Task goal:
Look through the listing and locate every line containing the word "true"; copy those lines.

Material for the task:
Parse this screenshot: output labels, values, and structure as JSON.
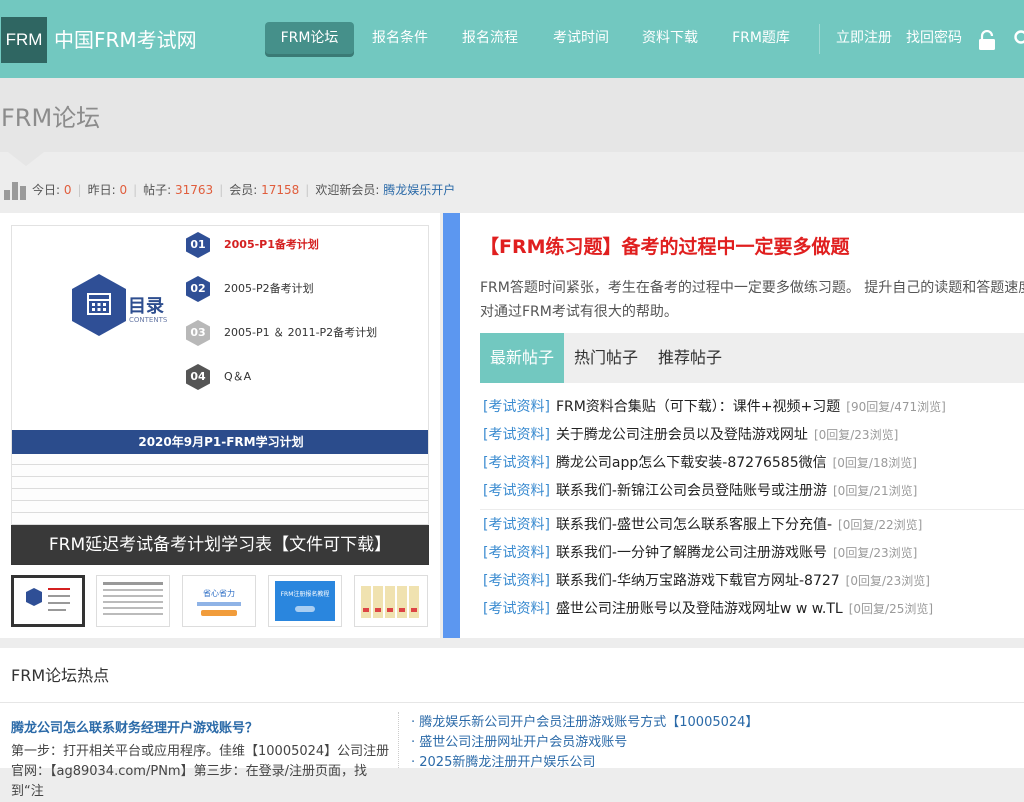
{
  "header": {
    "logo_text": "FRM",
    "site_name": "中国FRM考试网",
    "nav": [
      {
        "label": "FRM论坛",
        "active": true
      },
      {
        "label": "报名条件",
        "active": false
      },
      {
        "label": "报名流程",
        "active": false
      },
      {
        "label": "考试时间",
        "active": false
      },
      {
        "label": "资料下载",
        "active": false
      },
      {
        "label": "FRM题库",
        "active": false
      }
    ],
    "register_label": "立即注册",
    "forgot_label": "找回密码",
    "lock_icon": "lock-icon",
    "search_icon": "search-icon",
    "brand_color": "#72c8c0"
  },
  "page_title": "FRM论坛",
  "stats": {
    "today_label": "今日:",
    "today_value": "0",
    "yesterday_label": "昨日:",
    "yesterday_value": "0",
    "posts_label": "帖子:",
    "posts_value": "31763",
    "members_label": "会员:",
    "members_value": "17158",
    "welcome_label": "欢迎新会员:",
    "new_member": "腾龙娱乐开户"
  },
  "slide": {
    "toc_title": "目录",
    "toc_subtitle": "CONTENTS",
    "toc_items": [
      {
        "num": "01",
        "text": "2005-P1备考计划",
        "highlight": true
      },
      {
        "num": "02",
        "text": "2005-P2备考计划",
        "highlight": false
      },
      {
        "num": "03",
        "text": "2005-P1 ＆ 2011-P2备考计划",
        "highlight": false
      },
      {
        "num": "04",
        "text": "Q＆A",
        "highlight": false
      }
    ],
    "plan_title": "2020年9月P1-FRM学习计划",
    "caption": "FRM延迟考试备考计划学习表【文件可下载】",
    "thumbs": [
      {
        "kind": "toc"
      },
      {
        "kind": "table"
      },
      {
        "kind": "promo",
        "text": "省心省力"
      },
      {
        "kind": "blue",
        "text": "FRM注册报名教程"
      },
      {
        "kind": "books"
      }
    ]
  },
  "featured": {
    "title": "【FRM练习题】备考的过程中一定要多做题",
    "desc_line1": "FRM答题时间紧张，考生在备考的过程中一定要多做练习题。 提升自己的读题和答题速度",
    "desc_line2": "对通过FRM考试有很大的帮助。"
  },
  "tabs": [
    {
      "label": "最新帖子",
      "active": true
    },
    {
      "label": "热门帖子",
      "active": false
    },
    {
      "label": "推荐帖子",
      "active": false
    }
  ],
  "posts": [
    {
      "cat": "[考试资料]",
      "title": "FRM资料合集贴（可下载）：课件+视频+习题",
      "meta": "[90回复/471浏览]"
    },
    {
      "cat": "[考试资料]",
      "title": "关于腾龙公司注册会员以及登陆游戏网址",
      "meta": "[0回复/23浏览]"
    },
    {
      "cat": "[考试资料]",
      "title": "腾龙公司app怎么下载安装-87276585微信",
      "meta": "[0回复/18浏览]"
    },
    {
      "cat": "[考试资料]",
      "title": "联系我们-新锦江公司会员登陆账号或注册游",
      "meta": "[0回复/21浏览]"
    },
    {
      "cat": "[考试资料]",
      "title": "联系我们-盛世公司怎么联系客服上下分充值-",
      "meta": "[0回复/22浏览]"
    },
    {
      "cat": "[考试资料]",
      "title": "联系我们-一分钟了解腾龙公司注册游戏账号",
      "meta": "[0回复/23浏览]"
    },
    {
      "cat": "[考试资料]",
      "title": "联系我们-华纳万宝路游戏下载官方网址-8727",
      "meta": "[0回复/23浏览]"
    },
    {
      "cat": "[考试资料]",
      "title": "盛世公司注册账号以及登陆游戏网址w w w.TL",
      "meta": "[0回复/25浏览]"
    }
  ],
  "hot": {
    "title": "FRM论坛热点",
    "lead_title": "腾龙公司怎么联系财务经理开户游戏账号？",
    "lead_body": "第一步：打开相关平台或应用程序。佳维【10005024】公司注册官网：【ag89034.com/PNm】第三步：在登录/注册页面，找到“注",
    "links": [
      "· 腾龙娱乐新公司开户会员注册游戏账号方式【10005024】",
      "· 盛世公司注册网址开户会员游戏账号",
      "· 2025新腾龙注册开户娱乐公司"
    ]
  }
}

Response to the exercise:
        "active": true
        "highlight": true
      "active": true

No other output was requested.